WHAT YOU NEED TO DO. Determine how many lines below contain the word "filled", then state only that figure.

Data items:

_____

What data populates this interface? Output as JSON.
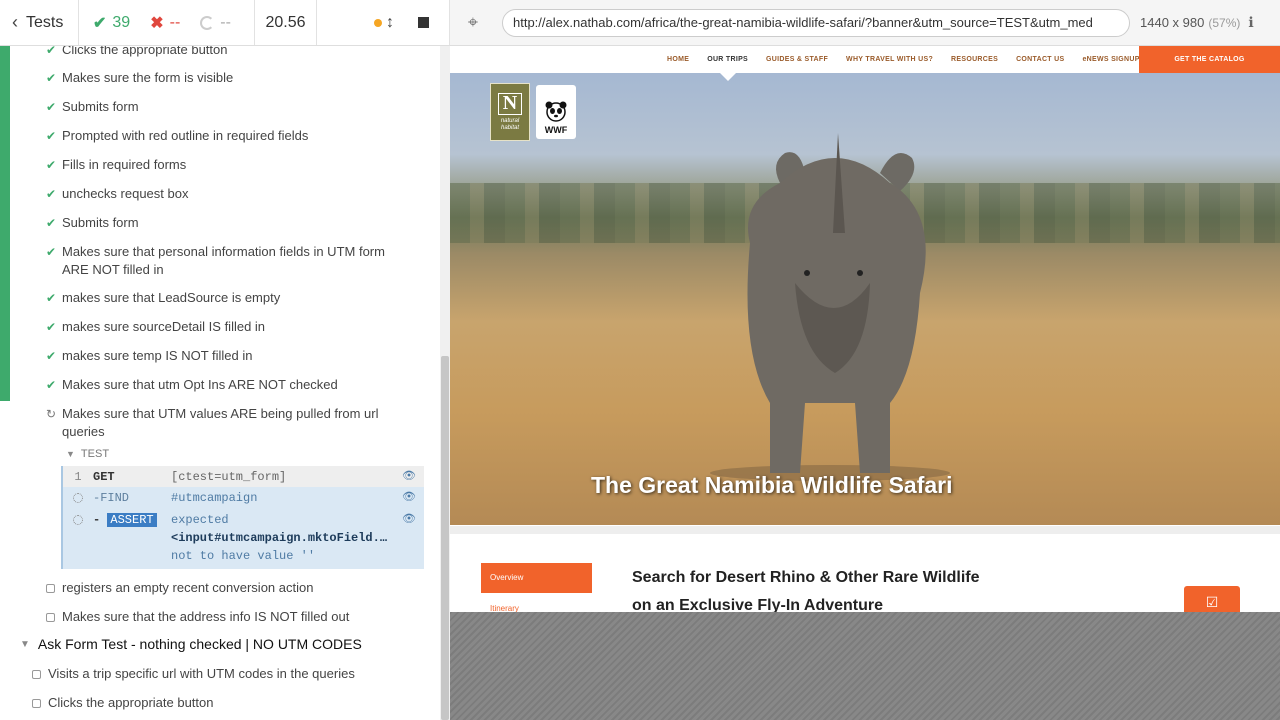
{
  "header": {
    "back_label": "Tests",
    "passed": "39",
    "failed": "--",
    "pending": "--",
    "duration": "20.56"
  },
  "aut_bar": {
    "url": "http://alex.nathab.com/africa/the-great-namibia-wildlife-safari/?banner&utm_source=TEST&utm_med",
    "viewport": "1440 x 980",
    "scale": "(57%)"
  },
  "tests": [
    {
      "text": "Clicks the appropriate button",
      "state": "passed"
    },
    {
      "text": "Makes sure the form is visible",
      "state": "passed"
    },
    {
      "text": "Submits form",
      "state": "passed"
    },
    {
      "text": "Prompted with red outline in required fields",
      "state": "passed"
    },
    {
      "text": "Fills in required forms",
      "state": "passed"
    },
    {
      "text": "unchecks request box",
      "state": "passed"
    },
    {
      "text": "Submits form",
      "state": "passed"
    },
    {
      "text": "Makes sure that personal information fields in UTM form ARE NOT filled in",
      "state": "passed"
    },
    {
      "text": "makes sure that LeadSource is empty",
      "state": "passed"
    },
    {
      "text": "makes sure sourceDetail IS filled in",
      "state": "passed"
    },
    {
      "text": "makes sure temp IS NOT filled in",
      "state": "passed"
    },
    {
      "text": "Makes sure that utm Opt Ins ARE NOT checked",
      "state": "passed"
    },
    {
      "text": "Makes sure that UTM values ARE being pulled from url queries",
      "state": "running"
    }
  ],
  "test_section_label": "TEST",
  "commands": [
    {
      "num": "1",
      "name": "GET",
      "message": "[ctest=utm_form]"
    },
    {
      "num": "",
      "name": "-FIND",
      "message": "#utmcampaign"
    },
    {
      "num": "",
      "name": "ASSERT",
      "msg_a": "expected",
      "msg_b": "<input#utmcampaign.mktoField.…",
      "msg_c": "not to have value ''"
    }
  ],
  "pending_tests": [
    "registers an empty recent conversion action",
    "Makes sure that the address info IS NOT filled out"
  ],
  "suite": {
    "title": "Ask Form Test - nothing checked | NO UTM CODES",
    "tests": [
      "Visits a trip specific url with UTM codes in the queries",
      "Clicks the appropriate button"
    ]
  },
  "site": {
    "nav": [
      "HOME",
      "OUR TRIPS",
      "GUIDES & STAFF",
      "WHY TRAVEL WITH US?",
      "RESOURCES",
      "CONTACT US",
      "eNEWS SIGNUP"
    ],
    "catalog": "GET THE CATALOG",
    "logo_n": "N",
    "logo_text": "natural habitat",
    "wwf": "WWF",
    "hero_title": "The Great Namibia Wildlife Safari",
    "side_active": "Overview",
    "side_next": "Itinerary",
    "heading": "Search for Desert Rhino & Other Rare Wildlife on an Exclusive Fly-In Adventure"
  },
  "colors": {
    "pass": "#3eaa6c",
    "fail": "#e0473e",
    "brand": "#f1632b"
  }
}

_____

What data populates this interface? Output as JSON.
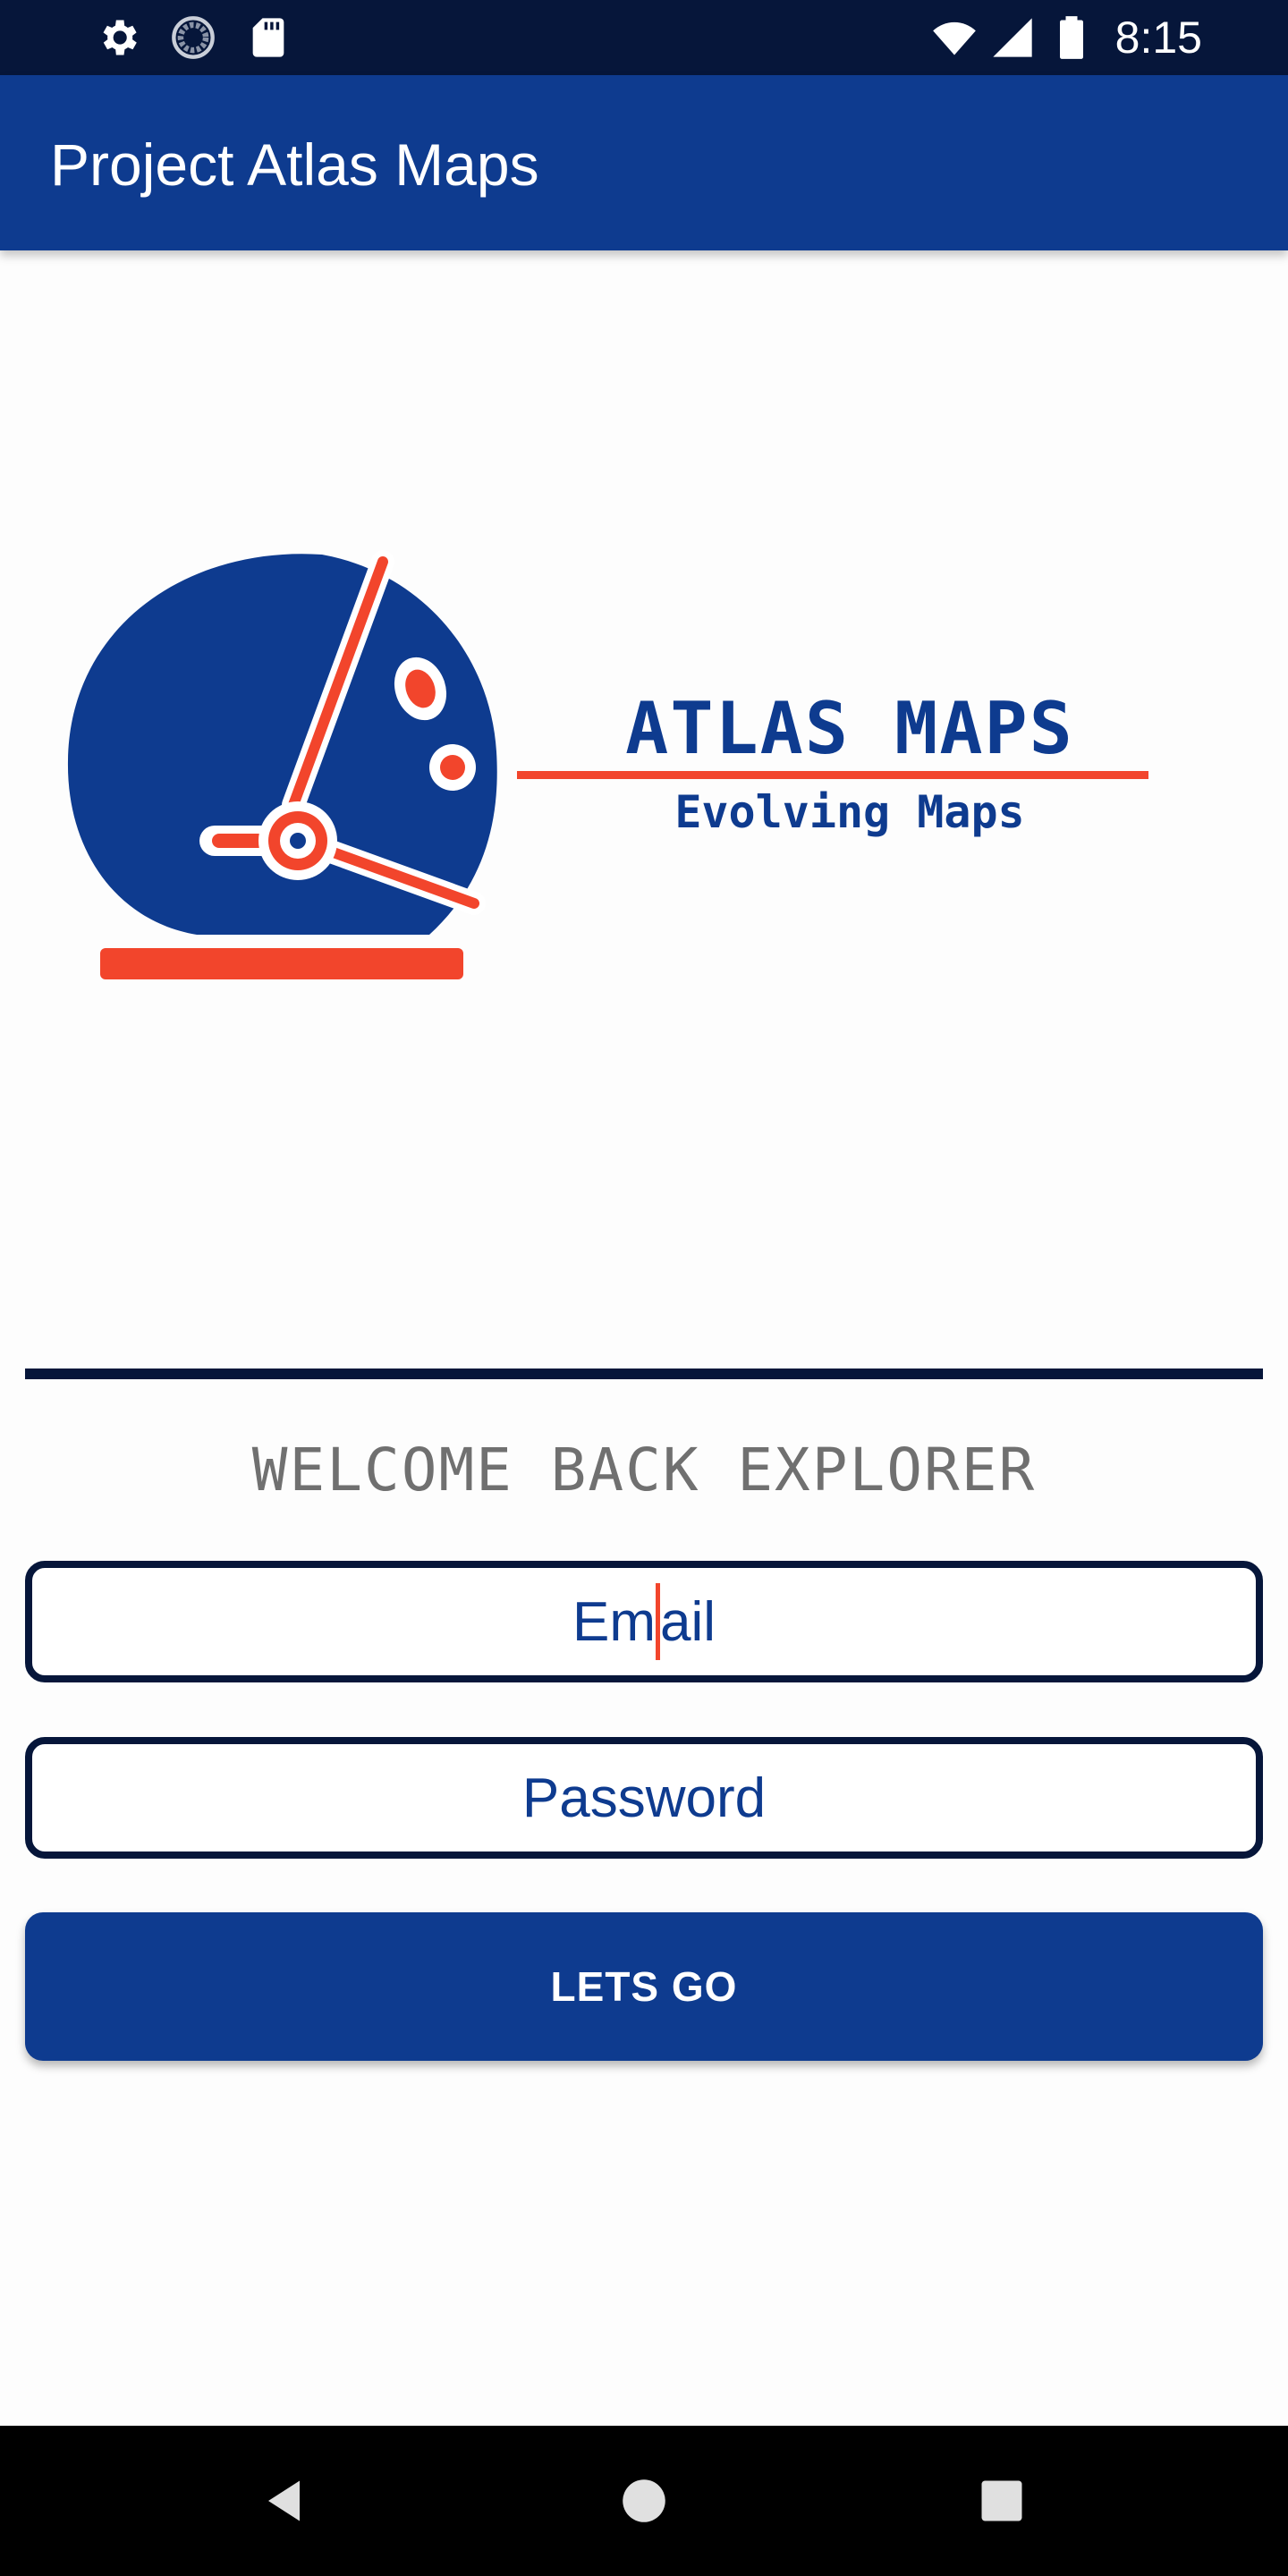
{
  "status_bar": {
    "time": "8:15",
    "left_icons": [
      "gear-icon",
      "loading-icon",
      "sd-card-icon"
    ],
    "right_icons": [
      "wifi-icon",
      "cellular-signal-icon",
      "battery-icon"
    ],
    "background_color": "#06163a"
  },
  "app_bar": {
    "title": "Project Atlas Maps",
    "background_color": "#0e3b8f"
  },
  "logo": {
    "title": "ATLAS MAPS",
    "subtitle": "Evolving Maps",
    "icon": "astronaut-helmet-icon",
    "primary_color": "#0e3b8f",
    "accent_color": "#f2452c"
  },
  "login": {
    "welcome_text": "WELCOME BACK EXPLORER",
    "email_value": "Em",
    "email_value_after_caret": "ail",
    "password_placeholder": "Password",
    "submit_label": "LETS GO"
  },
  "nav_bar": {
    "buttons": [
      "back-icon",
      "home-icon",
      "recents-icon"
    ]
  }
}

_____

RESULT. 4